Print the data again, exactly.

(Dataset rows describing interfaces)
-------

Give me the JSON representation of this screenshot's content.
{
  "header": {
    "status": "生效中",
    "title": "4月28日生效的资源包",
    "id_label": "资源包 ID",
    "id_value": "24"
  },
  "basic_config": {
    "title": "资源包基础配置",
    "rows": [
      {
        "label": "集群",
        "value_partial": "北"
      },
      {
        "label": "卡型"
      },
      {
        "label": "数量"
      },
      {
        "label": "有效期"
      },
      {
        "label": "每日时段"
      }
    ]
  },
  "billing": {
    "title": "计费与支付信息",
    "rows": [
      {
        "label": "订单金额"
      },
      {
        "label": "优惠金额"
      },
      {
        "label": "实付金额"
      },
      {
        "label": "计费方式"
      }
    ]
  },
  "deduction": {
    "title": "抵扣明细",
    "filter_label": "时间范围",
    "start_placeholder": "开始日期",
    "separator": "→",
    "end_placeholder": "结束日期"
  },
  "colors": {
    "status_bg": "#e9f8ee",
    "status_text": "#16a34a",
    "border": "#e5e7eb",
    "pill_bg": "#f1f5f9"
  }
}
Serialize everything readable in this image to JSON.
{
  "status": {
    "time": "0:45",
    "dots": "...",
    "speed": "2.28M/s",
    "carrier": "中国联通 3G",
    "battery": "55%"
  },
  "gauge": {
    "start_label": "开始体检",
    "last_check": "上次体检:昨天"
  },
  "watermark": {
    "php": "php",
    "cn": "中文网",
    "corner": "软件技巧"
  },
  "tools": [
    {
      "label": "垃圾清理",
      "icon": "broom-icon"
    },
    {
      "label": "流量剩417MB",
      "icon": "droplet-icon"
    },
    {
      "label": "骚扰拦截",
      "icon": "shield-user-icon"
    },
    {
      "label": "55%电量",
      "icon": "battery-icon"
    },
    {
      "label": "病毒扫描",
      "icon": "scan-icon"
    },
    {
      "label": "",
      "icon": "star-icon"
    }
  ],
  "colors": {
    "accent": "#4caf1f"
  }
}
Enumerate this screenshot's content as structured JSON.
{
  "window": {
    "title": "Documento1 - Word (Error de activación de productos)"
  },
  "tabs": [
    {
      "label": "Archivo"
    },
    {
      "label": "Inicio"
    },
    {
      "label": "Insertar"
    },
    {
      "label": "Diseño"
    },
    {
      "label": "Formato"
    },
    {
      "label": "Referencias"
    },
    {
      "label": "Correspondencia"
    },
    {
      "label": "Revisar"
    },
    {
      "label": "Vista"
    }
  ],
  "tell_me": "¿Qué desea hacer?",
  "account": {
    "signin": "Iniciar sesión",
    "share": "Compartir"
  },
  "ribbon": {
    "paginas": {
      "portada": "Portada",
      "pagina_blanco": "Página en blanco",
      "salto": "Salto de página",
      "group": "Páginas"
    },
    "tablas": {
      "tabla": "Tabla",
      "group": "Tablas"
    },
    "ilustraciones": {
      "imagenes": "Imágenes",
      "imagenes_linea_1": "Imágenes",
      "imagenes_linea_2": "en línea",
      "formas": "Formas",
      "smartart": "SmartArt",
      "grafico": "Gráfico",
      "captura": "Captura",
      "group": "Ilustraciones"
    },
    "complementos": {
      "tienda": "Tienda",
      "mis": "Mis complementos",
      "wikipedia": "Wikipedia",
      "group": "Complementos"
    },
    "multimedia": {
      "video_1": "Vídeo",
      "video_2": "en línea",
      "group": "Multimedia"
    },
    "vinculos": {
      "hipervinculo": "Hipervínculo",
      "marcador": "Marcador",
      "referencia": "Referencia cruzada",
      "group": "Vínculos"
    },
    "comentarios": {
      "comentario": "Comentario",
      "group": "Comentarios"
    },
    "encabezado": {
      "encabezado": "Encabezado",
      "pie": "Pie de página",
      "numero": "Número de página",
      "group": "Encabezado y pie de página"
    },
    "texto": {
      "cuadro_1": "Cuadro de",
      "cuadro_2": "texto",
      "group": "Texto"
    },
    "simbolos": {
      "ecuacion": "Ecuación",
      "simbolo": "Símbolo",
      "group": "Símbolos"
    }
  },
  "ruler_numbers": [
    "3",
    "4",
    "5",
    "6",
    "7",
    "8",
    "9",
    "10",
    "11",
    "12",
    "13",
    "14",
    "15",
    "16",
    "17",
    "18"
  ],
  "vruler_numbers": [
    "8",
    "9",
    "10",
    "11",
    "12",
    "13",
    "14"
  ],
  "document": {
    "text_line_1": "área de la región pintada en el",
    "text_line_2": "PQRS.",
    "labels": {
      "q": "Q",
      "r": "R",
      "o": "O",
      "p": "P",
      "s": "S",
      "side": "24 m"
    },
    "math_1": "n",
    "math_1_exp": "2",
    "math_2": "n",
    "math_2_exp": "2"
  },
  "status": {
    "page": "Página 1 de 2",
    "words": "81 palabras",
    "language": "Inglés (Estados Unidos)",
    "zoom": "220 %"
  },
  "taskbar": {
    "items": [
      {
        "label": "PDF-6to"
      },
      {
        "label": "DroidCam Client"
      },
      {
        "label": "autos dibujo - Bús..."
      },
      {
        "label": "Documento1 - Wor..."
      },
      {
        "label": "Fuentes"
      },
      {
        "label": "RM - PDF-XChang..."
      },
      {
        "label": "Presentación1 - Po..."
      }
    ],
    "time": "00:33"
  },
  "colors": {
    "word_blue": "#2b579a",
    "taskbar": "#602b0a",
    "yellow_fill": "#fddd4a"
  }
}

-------

_EXERCISE ANSWER_
Give me the JSON representation of this screenshot's content.
{
  "header": {
    "status": "生效中",
    "title": "4月28日生效的资源包",
    "id_label": "资源包 ID",
    "id_value": "24"
  },
  "basic_config": {
    "title": "资源包基础配置",
    "rows": [
      {
        "label": "集群",
        "value_partial": "北"
      },
      {
        "label": "卡型"
      },
      {
        "label": "数量"
      },
      {
        "label": "有效期"
      },
      {
        "label": "每日时段"
      }
    ]
  },
  "billing": {
    "title": "计费与支付信息",
    "rows": [
      {
        "label": "订单金额"
      },
      {
        "label": "优惠金额"
      },
      {
        "label": "实付金额"
      },
      {
        "label": "计费方式"
      }
    ]
  },
  "deduction": {
    "title": "抵扣明细",
    "filter_label": "时间范围",
    "start_placeholder": "开始日期",
    "separator": "→",
    "end_placeholder": "结束日期"
  },
  "colors": {
    "status_bg": "#e9f8ee",
    "status_text": "#16a34a",
    "border": "#e5e7eb",
    "pill_bg": "#f1f5f9"
  }
}
Serialize everything readable in this image to JSON.
{
  "status": {
    "time": "0:45",
    "dots": "...",
    "speed": "2.28M/s",
    "carrier": "中国联通 3G",
    "battery": "55%"
  },
  "gauge": {
    "start_label": "开始体检",
    "last_check": "上次体检:昨天"
  },
  "watermark": {
    "php": "php",
    "cn": "中文网",
    "corner": "软件技巧"
  },
  "tools": [
    {
      "label": "垃圾清理",
      "icon": "broom-icon"
    },
    {
      "label": "流量剩417MB",
      "icon": "droplet-icon"
    },
    {
      "label": "骚扰拦截",
      "icon": "shield-user-icon"
    },
    {
      "label": "55%电量",
      "icon": "battery-icon"
    },
    {
      "label": "病毒扫描",
      "icon": "scan-icon"
    },
    {
      "label": "",
      "icon": "star-icon"
    }
  ],
  "colors": {
    "accent": "#4caf1f"
  }
}
Enumerate this screenshot's content as structured JSON.
{
  "window": {
    "title": "Documento1 - Word (Error de activación de productos)"
  },
  "tabs": [
    {
      "label": "Archivo"
    },
    {
      "label": "Inicio"
    },
    {
      "label": "Insertar"
    },
    {
      "label": "Diseño"
    },
    {
      "label": "Formato"
    },
    {
      "label": "Referencias"
    },
    {
      "label": "Correspondencia"
    },
    {
      "label": "Revisar"
    },
    {
      "label": "Vista"
    }
  ],
  "tell_me": "¿Qué desea hacer?",
  "account": {
    "signin": "Iniciar sesión",
    "share": "Compartir"
  },
  "ribbon": {
    "paginas": {
      "portada": "Portada",
      "pagina_blanco": "Página en blanco",
      "salto": "Salto de página",
      "group": "Páginas"
    },
    "tablas": {
      "tabla": "Tabla",
      "group": "Tablas"
    },
    "ilustraciones": {
      "imagenes": "Imágenes",
      "imagenes_linea_1": "Imágenes",
      "imagenes_linea_2": "en línea",
      "formas": "Formas",
      "smartart": "SmartArt",
      "grafico": "Gráfico",
      "captura": "Captura",
      "group": "Ilustraciones"
    },
    "complementos": {
      "tienda": "Tienda",
      "mis": "Mis complementos",
      "wikipedia": "Wikipedia",
      "group": "Complementos"
    },
    "multimedia": {
      "video_1": "Vídeo",
      "video_2": "en línea",
      "group": "Multimedia"
    },
    "vinculos": {
      "hipervinculo": "Hipervínculo",
      "marcador": "Marcador",
      "referencia": "Referencia cruzada",
      "group": "Vínculos"
    },
    "comentarios": {
      "comentario": "Comentario",
      "group": "Comentarios"
    },
    "encabezado": {
      "encabezado": "Encabezado",
      "pie": "Pie de página",
      "numero": "Número de página",
      "group": "Encabezado y pie de página"
    },
    "texto": {
      "cuadro_1": "Cuadro de",
      "cuadro_2": "texto",
      "group": "Texto"
    },
    "simbolos": {
      "ecuacion": "Ecuación",
      "simbolo": "Símbolo",
      "group": "Símbolos"
    }
  },
  "ruler_numbers": [
    "3",
    "4",
    "5",
    "6",
    "7",
    "8",
    "9",
    "10",
    "11",
    "12",
    "13",
    "14",
    "15",
    "16",
    "17",
    "18"
  ],
  "vruler_numbers": [
    "8",
    "9",
    "10",
    "11",
    "12",
    "13",
    "14"
  ],
  "document": {
    "text_line_1": "área de la región pintada en el",
    "text_line_2": "PQRS.",
    "labels": {
      "q": "Q",
      "r": "R",
      "o": "O",
      "p": "P",
      "s": "S",
      "side": "24 m"
    },
    "math_1": "n",
    "math_1_exp": "2",
    "math_2": "n",
    "math_2_exp": "2"
  },
  "status": {
    "page": "Página 1 de 2",
    "words": "81 palabras",
    "language": "Inglés (Estados Unidos)",
    "zoom": "220 %"
  },
  "taskbar": {
    "items": [
      {
        "label": "PDF-6to"
      },
      {
        "label": "DroidCam Client"
      },
      {
        "label": "autos dibujo - Bús..."
      },
      {
        "label": "Documento1 - Wor..."
      },
      {
        "label": "Fuentes"
      },
      {
        "label": "RM - PDF-XChang..."
      },
      {
        "label": "Presentación1 - Po..."
      }
    ],
    "time": "00:33"
  },
  "colors": {
    "word_blue": "#2b579a",
    "taskbar": "#602b0a",
    "yellow_fill": "#fddd4a"
  }
}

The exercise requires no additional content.